■ TASK DIRECTIONS
Reproduce the data below in full and exclude every picture.

Data records for software interfaces

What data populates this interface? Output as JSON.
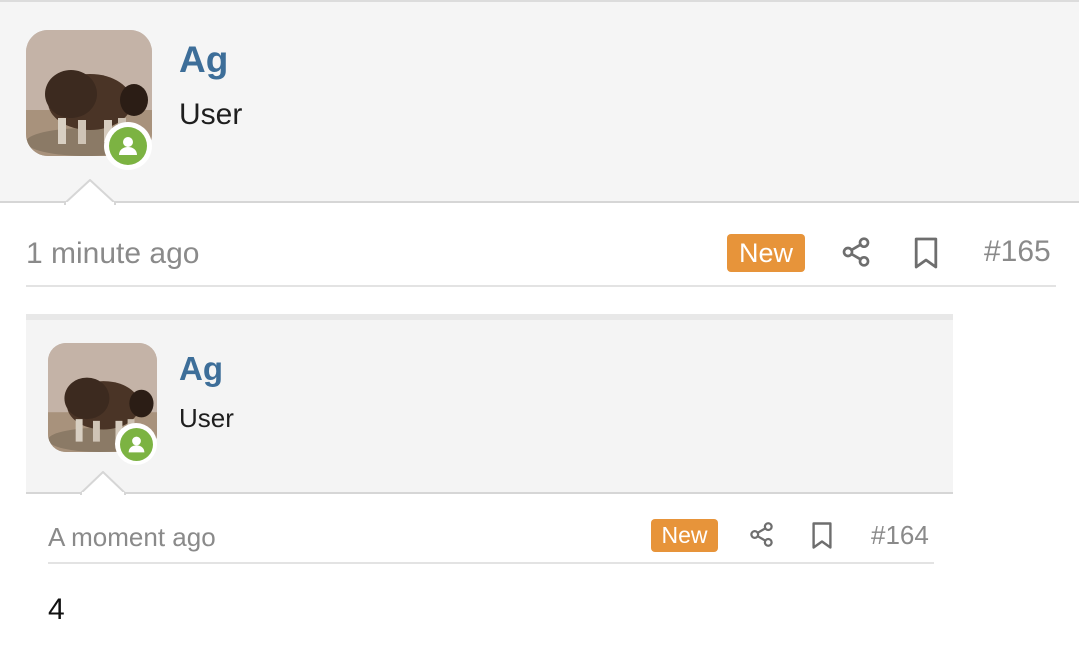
{
  "post1": {
    "username": "Ag",
    "role": "User",
    "time": "1 minute ago",
    "badge": "New",
    "number": "#165"
  },
  "post2": {
    "username": "Ag",
    "role": "User",
    "time": "A moment ago",
    "badge": "New",
    "number": "#164",
    "body": "4"
  },
  "icons": [
    "avatar",
    "online-status-icon",
    "share-icon",
    "bookmark-icon"
  ],
  "colors": {
    "username": "#3d6e99",
    "badge": "#e7943a",
    "online": "#7cb342",
    "header_bg": "#f5f5f5"
  }
}
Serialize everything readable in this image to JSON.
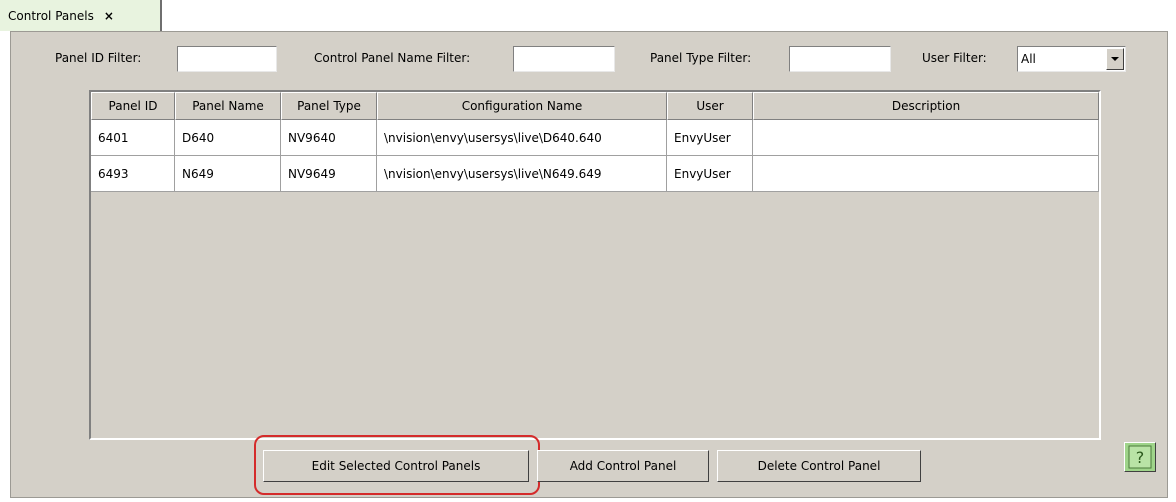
{
  "tab": {
    "label": "Control Panels",
    "close_glyph": "×"
  },
  "filters": {
    "panel_id_label": "Panel ID Filter:",
    "panel_id_value": "",
    "name_label": "Control Panel Name Filter:",
    "name_value": "",
    "type_label": "Panel Type Filter:",
    "type_value": "",
    "user_label": "User Filter:",
    "user_value": "All"
  },
  "table": {
    "columns": [
      "Panel ID",
      "Panel Name",
      "Panel Type",
      "Configuration Name",
      "User",
      "Description"
    ],
    "rows": [
      [
        "6401",
        "D640",
        "NV9640",
        "\\nvision\\envy\\usersys\\live\\D640.640",
        "EnvyUser",
        ""
      ],
      [
        "6493",
        "N649",
        "NV9649",
        "\\nvision\\envy\\usersys\\live\\N649.649",
        "EnvyUser",
        ""
      ]
    ]
  },
  "buttons": {
    "edit": "Edit Selected Control Panels",
    "add": "Add Control Panel",
    "delete": "Delete Control Panel"
  },
  "icons": {
    "help": "help-icon"
  },
  "colors": {
    "highlight": "#d42b2b",
    "tab_bg": "#e8f3df",
    "panel_bg": "#d4d0c8"
  }
}
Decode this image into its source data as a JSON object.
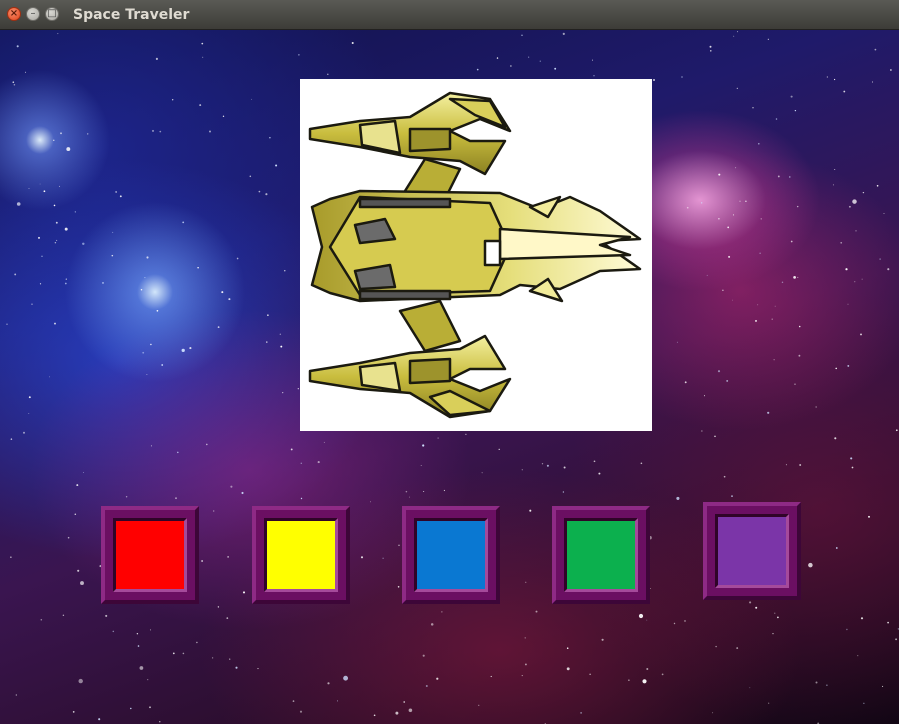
{
  "window": {
    "title": "Space Traveler"
  },
  "icons": {
    "close": "close-icon",
    "minimize": "minimize-icon",
    "maximize": "maximize-icon",
    "ship": "spaceship-icon"
  },
  "palette": {
    "buttons": [
      {
        "id": "red",
        "color": "#ff0000"
      },
      {
        "id": "yellow",
        "color": "#ffff00"
      },
      {
        "id": "blue",
        "color": "#0a78d2"
      },
      {
        "id": "green",
        "color": "#0cb04e"
      },
      {
        "id": "purple",
        "color": "#7b35a8"
      }
    ]
  }
}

■ COMPLETED EXERCISE
What data populates this interface? Output as JSON.
{
  "post1": {
    "username": "Ag",
    "role": "User",
    "time": "1 minute ago",
    "badge": "New",
    "number": "#165"
  },
  "post2": {
    "username": "Ag",
    "role": "User",
    "time": "A moment ago",
    "badge": "New",
    "number": "#164",
    "body": "4"
  },
  "icons": [
    "avatar",
    "online-status-icon",
    "share-icon",
    "bookmark-icon"
  ],
  "colors": {
    "username": "#3d6e99",
    "badge": "#e7943a",
    "online": "#7cb342",
    "header_bg": "#f5f5f5"
  }
}
Serialize everything readable in this image to JSON.
{
  "tab": {
    "label": "Control Panels",
    "close_glyph": "×"
  },
  "filters": {
    "panel_id_label": "Panel ID Filter:",
    "panel_id_value": "",
    "name_label": "Control Panel Name Filter:",
    "name_value": "",
    "type_label": "Panel Type Filter:",
    "type_value": "",
    "user_label": "User Filter:",
    "user_value": "All"
  },
  "table": {
    "columns": [
      "Panel ID",
      "Panel Name",
      "Panel Type",
      "Configuration Name",
      "User",
      "Description"
    ],
    "rows": [
      [
        "6401",
        "D640",
        "NV9640",
        "\\nvision\\envy\\usersys\\live\\D640.640",
        "EnvyUser",
        ""
      ],
      [
        "6493",
        "N649",
        "NV9649",
        "\\nvision\\envy\\usersys\\live\\N649.649",
        "EnvyUser",
        ""
      ]
    ]
  },
  "buttons": {
    "edit": "Edit Selected Control Panels",
    "add": "Add Control Panel",
    "delete": "Delete Control Panel"
  },
  "icons": {
    "help": "help-icon"
  },
  "colors": {
    "highlight": "#d42b2b",
    "tab_bg": "#e8f3df",
    "panel_bg": "#d4d0c8"
  }
}
Decode this image into its source data as a JSON object.
{
  "window": {
    "title": "Space Traveler"
  },
  "icons": {
    "close": "close-icon",
    "minimize": "minimize-icon",
    "maximize": "maximize-icon",
    "ship": "spaceship-icon"
  },
  "palette": {
    "buttons": [
      {
        "id": "red",
        "color": "#ff0000"
      },
      {
        "id": "yellow",
        "color": "#ffff00"
      },
      {
        "id": "blue",
        "color": "#0a78d2"
      },
      {
        "id": "green",
        "color": "#0cb04e"
      },
      {
        "id": "purple",
        "color": "#7b35a8"
      }
    ]
  }
}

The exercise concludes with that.